I have new windows and want to match to current wooden trims in the house.
The wood used is pine and want to match the picture attached. I tried Cabot's oil based stain and varnish (jarrah satin) but it looked too dark.
Do I use stain and varnish or stain - oil or water-based? Too many options and can't seem to find what I should use!
Solved! See most helpful response
Welcome to the Bunnings Workshop community @Woody1. It's amazing that you've joined us, and many thanks for your question on staining timber.

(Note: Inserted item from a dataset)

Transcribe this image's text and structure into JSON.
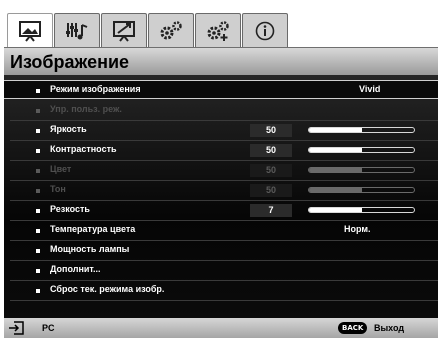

Have you been able to attend a store to check out the stain display, which shows the colours on sample Pine timber? Here's Cabot's colour visualiser for their range of stains if you cannot head into a store. As well as the available colours on the shelf, Cabot's stain and varnish can be mixed into many colours. This might give you more options on colour selection.
Choosing between oil and water-based stains is really more about the clean-up and how they apply than the colour. Once again, the difference between choosing the varnish option or not has little to do with the colouring. Since you appear to be matching something already varnished, I'd stick with the stain and varnish option.
When you used the Jarrah stain, was it just the one coat that looked too dark?
Thanks Mitchell for your reply.
I did go into the store and looked at the stain display and thought that Jarrah was the best match.
I have had a look at Cabot's colour visualiser but might need to have another look - then go into the store to check out the stain display again.
I have attached a picture of the Jarrah (one coat on the right and two coats on the left) up against the colour I am trying to achieve. The Jarrah looks too chocolate rather than the more honey look that I want.
Personally, I would have thought Jarrah would have had more red tones in it, but that is very chocolate.
One of the issues with trying to choose colours through images is what is experienced in this discussion. Your first image appears as if it has substantial red tones in the stain; from your second image, I can now see a lot less.
I've taken a portion of your second image and overlaid it onto the Cabot's samples. From all of them, it appears to be closest to Gibson. Once again, though, colour matching through a screen is not optimal.